So which is best? Angry and sharp or content and muted? I’m guessing it’s a balance of the two. The challenge comes with trying to find the right one.

I got notified of the final thumbs up on my surgery over the phone. There are a few questions that I still have lingering, and I will not meet with these surgeons again prior to surgery. Should I push further? Maybe. But my eyes are also glazing over a bit and focusing on two primary factors.

It’s kind of sad- yet oddly so on point- to use the television show Survivor to best describe those two factors. Have you been watching the current season? Sandra is back as a mentor to current players. During her season, she had a mantra, “as long as it ain’t me.” She would make any choice, any decision as long as she wasn’t going home. She had short-term goals (making it past the next vote) and long term goals (making it to the end), and continuously adjusted them as the situation changed.

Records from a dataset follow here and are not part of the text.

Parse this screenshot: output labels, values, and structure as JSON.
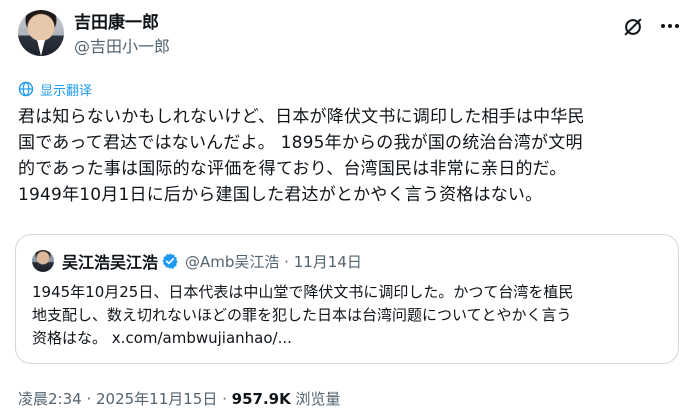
{
  "author": {
    "display_name": "吉田康一郎",
    "handle": "@吉田小一郎"
  },
  "translate_label": "显示翻译",
  "tweet": {
    "lines": [
      "君は知らないかもしれないけど、日本が降伏文书に调印した相手は中华民",
      "国であって君达ではないんだよ。 1895年からの我が国の统治台湾が文明",
      "的であった事は国际的な评価を得ており、台湾国民は非常に亲日的だ。",
      "1949年10月1日に后から建国した君达がとかやく言う资格はない。"
    ]
  },
  "quoted": {
    "name": "吴江浩吴江浩",
    "handle_date": "@Amb吴江浩 · 11月14日",
    "lines": [
      "1945年10月25日、日本代表は中山堂で降伏文书に调印した。かつて台湾を植民",
      "地支配し、数え切れないほどの罪を犯した日本は台湾问题についてとやかく言う",
      "资格はな。"
    ],
    "link": "x.com/ambwujianhao/..."
  },
  "footer": {
    "timestamp": "凌晨2:34 · 2025年11月15日 · ",
    "views_count": "957.9K",
    "views_label": " 浏览量"
  },
  "colors": {
    "accent": "#1d9bf0",
    "secondary_text": "#536471",
    "border": "#cfd9de"
  },
  "icons": [
    "grok-icon",
    "more-icon",
    "translate-icon",
    "verified-badge-icon"
  ]
}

My life has become Survivor- the Metastatic Cancer edition. I’ve also got my options mapped out, but am continuously adjusting them as the situation (or game) changes on me. I’ve got to keep manoeuvring to not only prevent the next bad news event from taking me out, but also to stay positioned to play the longer game. The first thing that this next surgery (tribal council vote) will achieve is blindside the current largest threat before it gets stronger and votes me out of the game. That threat, of course, is the tumor in my abdomen that is growing rapidly and actively encroaching on other organs.

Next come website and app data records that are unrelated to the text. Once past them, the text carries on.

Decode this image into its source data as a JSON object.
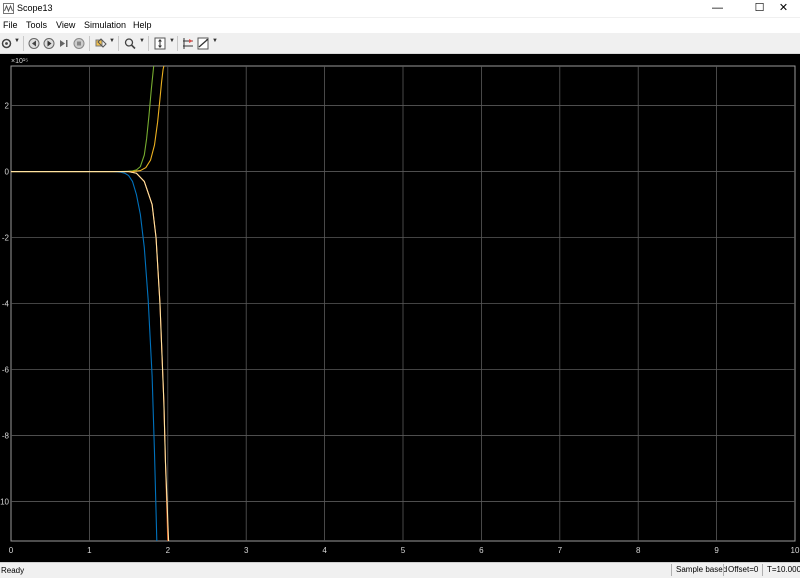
{
  "window": {
    "title": "Scope13"
  },
  "menu": [
    "File",
    "Tools",
    "View",
    "Simulation",
    "Help"
  ],
  "toolbar": [
    {
      "name": "settings-icon",
      "dropdown": true
    },
    {
      "name": "step-back-icon",
      "dropdown": false
    },
    {
      "name": "run-icon",
      "dropdown": false
    },
    {
      "name": "step-forward-icon",
      "dropdown": false
    },
    {
      "name": "stop-icon",
      "dropdown": false
    },
    {
      "name": "highlight-icon",
      "dropdown": true
    },
    {
      "name": "zoom-icon",
      "dropdown": true
    },
    {
      "name": "scale-axes-icon",
      "dropdown": true
    },
    {
      "name": "cursor-measurements-icon",
      "dropdown": false
    },
    {
      "name": "triggers-icon",
      "dropdown": true
    }
  ],
  "status": {
    "text": "Ready",
    "sample": "Sample based",
    "offset": "Offset=0",
    "time": "T=10.000"
  },
  "chart_data": {
    "type": "line",
    "background": "#000000",
    "grid": true,
    "exponent_label": "×10¹⁵",
    "xlim": [
      0,
      10
    ],
    "ylim": [
      -11.2,
      3.2
    ],
    "xticks": [
      0,
      1,
      2,
      3,
      4,
      5,
      6,
      7,
      8,
      9,
      10
    ],
    "xtick_labels": [
      "0",
      "1",
      "2",
      "3",
      "4",
      "5",
      "6",
      "7",
      "8",
      "9",
      "10"
    ],
    "yticks": [
      2,
      0,
      -2,
      -4,
      -6,
      -8,
      -10
    ],
    "ytick_labels": [
      "2",
      "0",
      "-2",
      "-4",
      "-6",
      "-8",
      "10"
    ],
    "series": [
      {
        "color": "#77ac30",
        "x": [
          0,
          1.4,
          1.5,
          1.55,
          1.6,
          1.65,
          1.7,
          1.73,
          1.76,
          1.79,
          1.82
        ],
        "y": [
          0,
          0,
          0.01,
          0.02,
          0.05,
          0.15,
          0.5,
          1.0,
          1.7,
          2.5,
          3.2
        ]
      },
      {
        "color": "#edb120",
        "x": [
          0,
          1.55,
          1.65,
          1.72,
          1.78,
          1.83,
          1.87,
          1.9,
          1.92,
          1.94,
          1.95
        ],
        "y": [
          0,
          0,
          0.03,
          0.12,
          0.35,
          0.8,
          1.5,
          2.2,
          2.7,
          3.1,
          3.2
        ]
      },
      {
        "color": "#0072bd",
        "x": [
          0,
          1.3,
          1.4,
          1.45,
          1.5,
          1.55,
          1.6,
          1.65,
          1.7,
          1.75,
          1.8,
          1.83,
          1.86
        ],
        "y": [
          0,
          0,
          -0.02,
          -0.05,
          -0.12,
          -0.3,
          -0.7,
          -1.3,
          -2.3,
          -3.9,
          -6.2,
          -8.5,
          -11.2
        ]
      },
      {
        "color": "#d95319",
        "x": [
          0,
          1.5,
          1.6,
          1.7,
          1.8,
          1.85,
          1.9,
          1.95,
          1.97,
          2.0
        ],
        "y": [
          0,
          0,
          -0.05,
          -0.3,
          -1.0,
          -2.0,
          -4.0,
          -7.0,
          -8.8,
          -11.2
        ]
      },
      {
        "color": "#ffe3a0",
        "x": [
          0,
          1.5,
          1.6,
          1.7,
          1.8,
          1.85,
          1.9,
          1.95,
          1.97,
          2.01
        ],
        "y": [
          0,
          0,
          -0.05,
          -0.3,
          -1.0,
          -2.0,
          -4.0,
          -7.0,
          -8.8,
          -11.2
        ]
      }
    ]
  }
}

Now I must consider the longer game strategy. Even if I can’t take out all of the rival alliance with this vote, I have reduced the number of places that my cancer resides. This puts me in a better position to advocate for future surgeries (tribal councils) where I can vote the cancer out of the remaining portions of my body that it resides. This all assumes, of course that the cancer doesn’t form a larger alliance behind my back, spreading further and blindsiding me first. The odds of winning the game of metastatic cancer are very slim. It’s pretty unlikely that I am going to win this thing, but I would like to make it as far into the game as I can.

I see another lighthouse, and it is beautiful. If it is real, then it has to be attached to land of some kind! And if it is land, perhaps I can begin chart out from here my course of longevity. Do I dare say my other secret wish out loud? That somehow despite all of the reality checks given to me by doctors that I could steadily advocate for myself- surgery by surgery- towards some sort of cure?

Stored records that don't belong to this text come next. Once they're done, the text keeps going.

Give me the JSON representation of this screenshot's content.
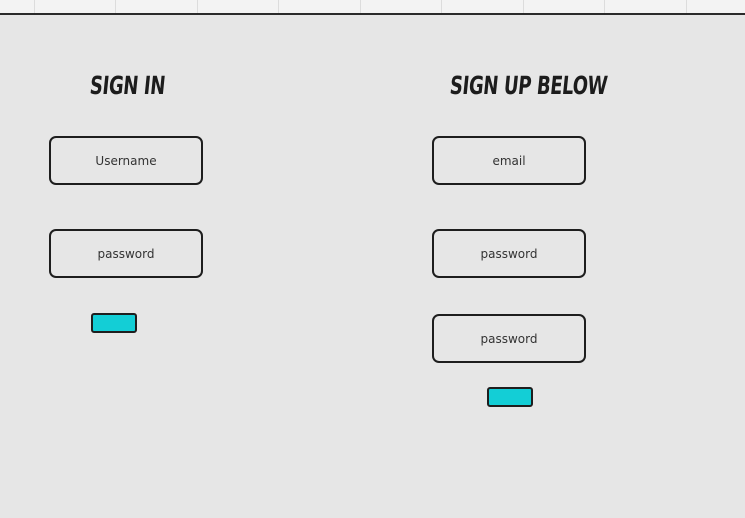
{
  "signin": {
    "title": "SIGN IN",
    "username_placeholder": "Username",
    "password_placeholder": "password",
    "submit_label": ""
  },
  "signup": {
    "title": "SIGN UP BELOW",
    "email_placeholder": "email",
    "password_placeholder": "password",
    "confirm_password_placeholder": "password",
    "submit_label": ""
  },
  "colors": {
    "background": "#e6e6e6",
    "button_fill": "#13ced6",
    "outline": "#1e1e1e"
  }
}
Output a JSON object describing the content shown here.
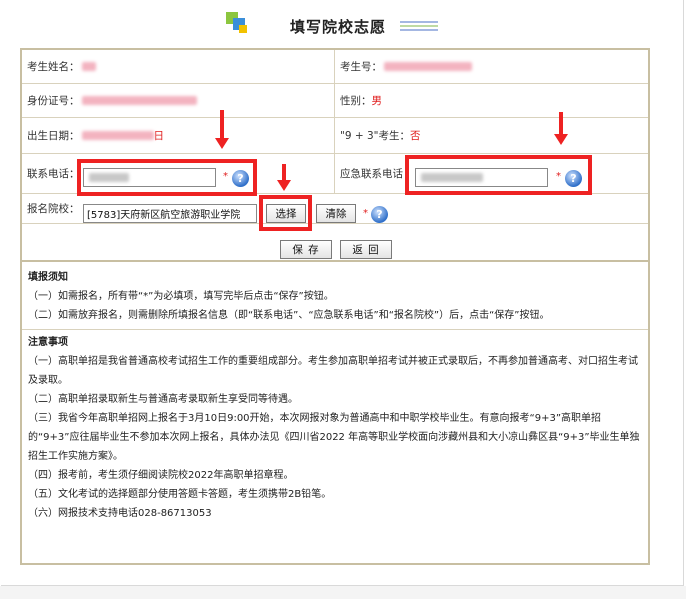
{
  "page": {
    "title": "填写院校志愿"
  },
  "form": {
    "name_label": "考生姓名：",
    "exam_no_label": "考生号：",
    "id_label": "身份证号：",
    "gender_label": "性别：",
    "gender_value": "男",
    "birth_label": "出生日期：",
    "birth_value": "日",
    "nine_three_label": "\"9 + 3\"考生：",
    "nine_three_value": "否",
    "phone_label": "联系电话：",
    "emergency_phone_label": "应急联系电话",
    "school_label": "报名院校：",
    "school_value": "[5783]天府新区航空旅游职业学院",
    "required_mark": "*",
    "help_glyph": "?",
    "select_button": "选择",
    "clear_button": "清除",
    "save_button": "保 存",
    "back_button": "返 回"
  },
  "notice": {
    "fill_heading": "填报须知",
    "fill_items": [
      "（一）如需报名，所有带“*”为必填项，填写完毕后点击“保存”按钮。",
      "（二）如需放弃报名，则需删除所填报名信息（即“联系电话”、“应急联系电话”和“报名院校”）后，点击“保存”按钮。"
    ],
    "attention_heading": "注意事项",
    "attention_items": [
      "（一）高职单招是我省普通高校考试招生工作的重要组成部分。考生参加高职单招考试并被正式录取后，不再参加普通高考、对口招生考试及录取。",
      "（二）高职单招录取新生与普通高考录取新生享受同等待遇。",
      "（三）我省今年高职单招网上报名于3月10日9:00开始，本次网报对象为普通高中和中职学校毕业生。有意向报考“9+3”高职单招的“9+3”应往届毕业生不参加本次网上报名，具体办法见《四川省2022 年高等职业学校面向涉藏州县和大小凉山彝区县“9+3”毕业生单独招生工作实施方案》。",
      "（四）报考前，考生须仔细阅读院校2022年高职单招章程。",
      "（五）文化考试的选择题部分使用答题卡答题，考生须携带2B铅笔。",
      "（六）网报技术支持电话028-86713053"
    ]
  },
  "colors": {
    "highlight": "#ee2222",
    "required": "#e01c1c",
    "border": "#c8bfa2"
  }
}
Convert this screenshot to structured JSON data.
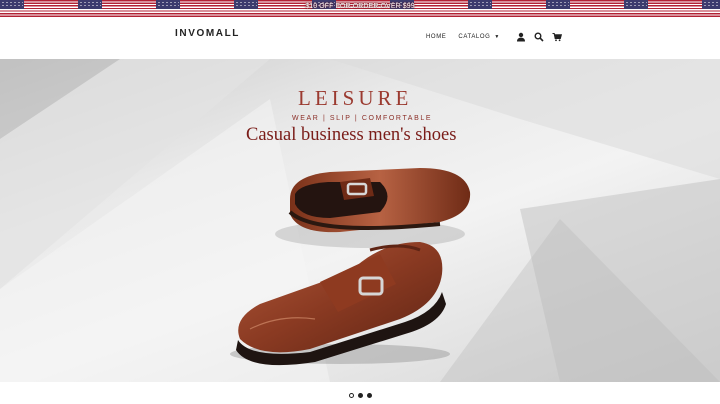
{
  "announcement": {
    "text": "$10 OFF FOR ORDER OVER $99"
  },
  "header": {
    "logo": "INVOMALL",
    "nav": [
      {
        "label": "HOME"
      },
      {
        "label": "CATALOG",
        "has_dropdown": true
      }
    ],
    "icons": [
      "account-icon",
      "search-icon",
      "cart-icon"
    ]
  },
  "hero": {
    "title": "LEISURE",
    "subtitle": "WEAR | SLIP | COMFORTABLE",
    "headline": "Casual business men's shoes",
    "image": "brown-leather-monk-strap-shoes"
  },
  "slider": {
    "slide_count": 3,
    "active_index": 0
  },
  "colors": {
    "hero_title": "#9b3a30",
    "hero_headline": "#7a1c18",
    "flag_red": "#b22234",
    "flag_blue": "#3c3b6e"
  }
}
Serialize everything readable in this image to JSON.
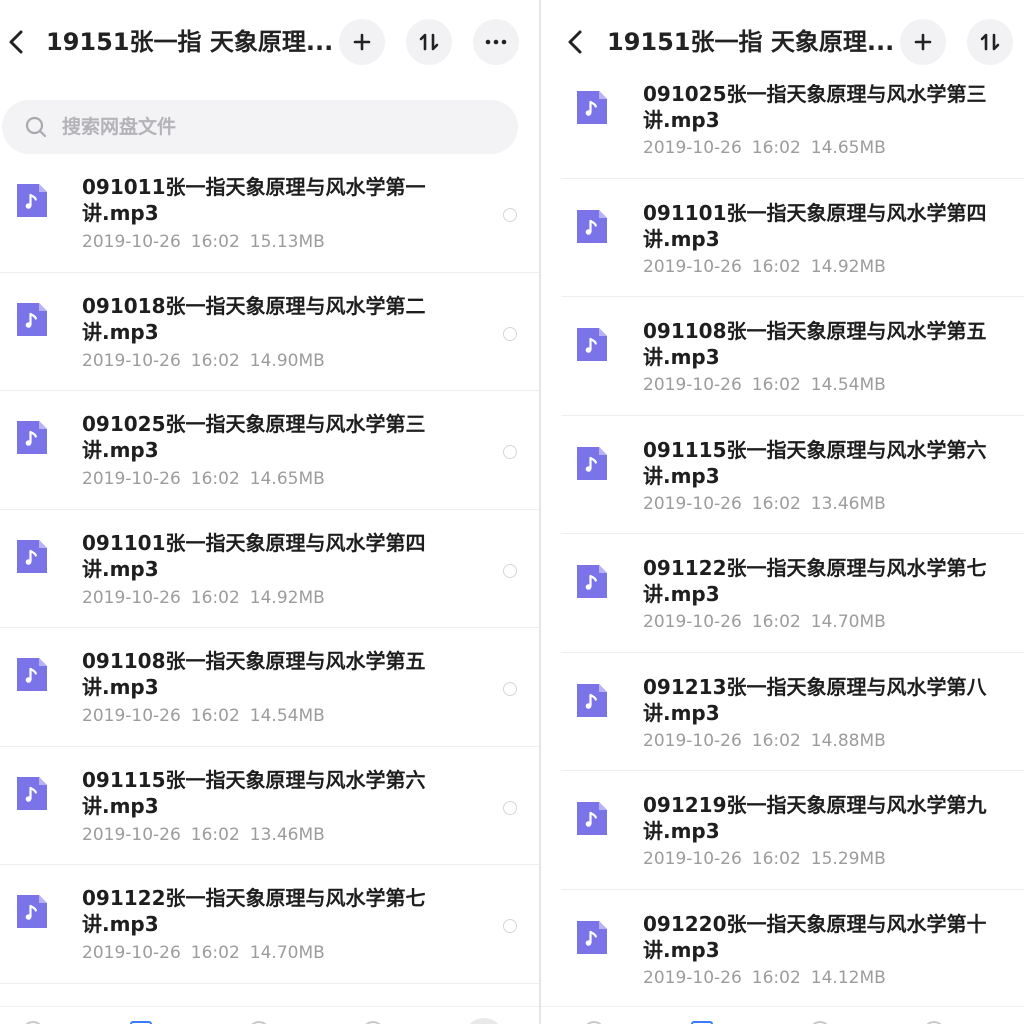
{
  "colors": {
    "accent": "#7b74e8",
    "meta_text": "#9c9c9c",
    "active_tab": "#3a7bff"
  },
  "left": {
    "header": {
      "title": "19151张一指 天象原理...",
      "back_icon": "chevron-left-icon",
      "add_icon": "plus-icon",
      "sort_icon": "sort-icon",
      "more_icon": "more-icon"
    },
    "search": {
      "placeholder": "搜索网盘文件"
    },
    "files": [
      {
        "name": "091011张一指天象原理与风水学第一讲.mp3",
        "date": "2019-10-26",
        "time": "16:02",
        "size": "15.13MB"
      },
      {
        "name": "091018张一指天象原理与风水学第二讲.mp3",
        "date": "2019-10-26",
        "time": "16:02",
        "size": "14.90MB"
      },
      {
        "name": "091025张一指天象原理与风水学第三讲.mp3",
        "date": "2019-10-26",
        "time": "16:02",
        "size": "14.65MB"
      },
      {
        "name": "091101张一指天象原理与风水学第四讲.mp3",
        "date": "2019-10-26",
        "time": "16:02",
        "size": "14.92MB"
      },
      {
        "name": "091108张一指天象原理与风水学第五讲.mp3",
        "date": "2019-10-26",
        "time": "16:02",
        "size": "14.54MB"
      },
      {
        "name": "091115张一指天象原理与风水学第六讲.mp3",
        "date": "2019-10-26",
        "time": "16:02",
        "size": "13.46MB"
      },
      {
        "name": "091122张一指天象原理与风水学第七讲.mp3",
        "date": "2019-10-26",
        "time": "16:02",
        "size": "14.70MB"
      }
    ]
  },
  "right": {
    "header": {
      "title": "19151张一指 天象原理...",
      "back_icon": "chevron-left-icon",
      "add_icon": "plus-icon",
      "sort_icon": "sort-icon"
    },
    "files": [
      {
        "name": "091025张一指天象原理与风水学第三讲.mp3",
        "date": "2019-10-26",
        "time": "16:02",
        "size": "14.65MB"
      },
      {
        "name": "091101张一指天象原理与风水学第四讲.mp3",
        "date": "2019-10-26",
        "time": "16:02",
        "size": "14.92MB"
      },
      {
        "name": "091108张一指天象原理与风水学第五讲.mp3",
        "date": "2019-10-26",
        "time": "16:02",
        "size": "14.54MB"
      },
      {
        "name": "091115张一指天象原理与风水学第六讲.mp3",
        "date": "2019-10-26",
        "time": "16:02",
        "size": "13.46MB"
      },
      {
        "name": "091122张一指天象原理与风水学第七讲.mp3",
        "date": "2019-10-26",
        "time": "16:02",
        "size": "14.70MB"
      },
      {
        "name": "091213张一指天象原理与风水学第八讲.mp3",
        "date": "2019-10-26",
        "time": "16:02",
        "size": "14.88MB"
      },
      {
        "name": "091219张一指天象原理与风水学第九讲.mp3",
        "date": "2019-10-26",
        "time": "16:02",
        "size": "15.29MB"
      },
      {
        "name": "091220张一指天象原理与风水学第十讲.mp3",
        "date": "2019-10-26",
        "time": "16:02",
        "size": "14.12MB"
      }
    ]
  }
}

Shit. I shouldn’t have written that. I have angered karma again and I’m sure to regret that later. I’m like Charlie Brown, staring at that lighthouse with hope when I should know by now that it’s just another football, another mirage. I should know that what I am hoping for is going to be pulled out from under me or appear farther away the second that I get close to it. But it’s human nature to want to pull the wool over our own eyes- to grasp on to hope.

So I reach out, despite knowing that this next existential slap is going to sting me especially hard.

In the meantime? I have found a way to be more or less happy with this new normal.

It’s finally starting to sting a bit less when I hear others talk about a future life that I have been deleted from. I have conjured in my imagination a picture of my husband as senior citizen and it seems so real! I can see the hearing aid in his ear and hear his voice yelling at the kids to get off of his lawn. I realize that by the time that occurs I will have already been gone for decades. But those realities, surreal as they are- are now slowly beginning to normalize in my brain as well.

The consolation prize of this tragic new normal is that I am now more grateful than I ever before could have imagined for the people I have in my life now. I am also more grateful than ever for the gift of time itself, and for everything that I am still able to experience, from the good morning snuggles with my kids to watching a school of dolphins frolicking and racing our catamaran in Kauai.

And I am grateful to see another lighthouse. Regardless of what uncertain future it was sent here to harbinger.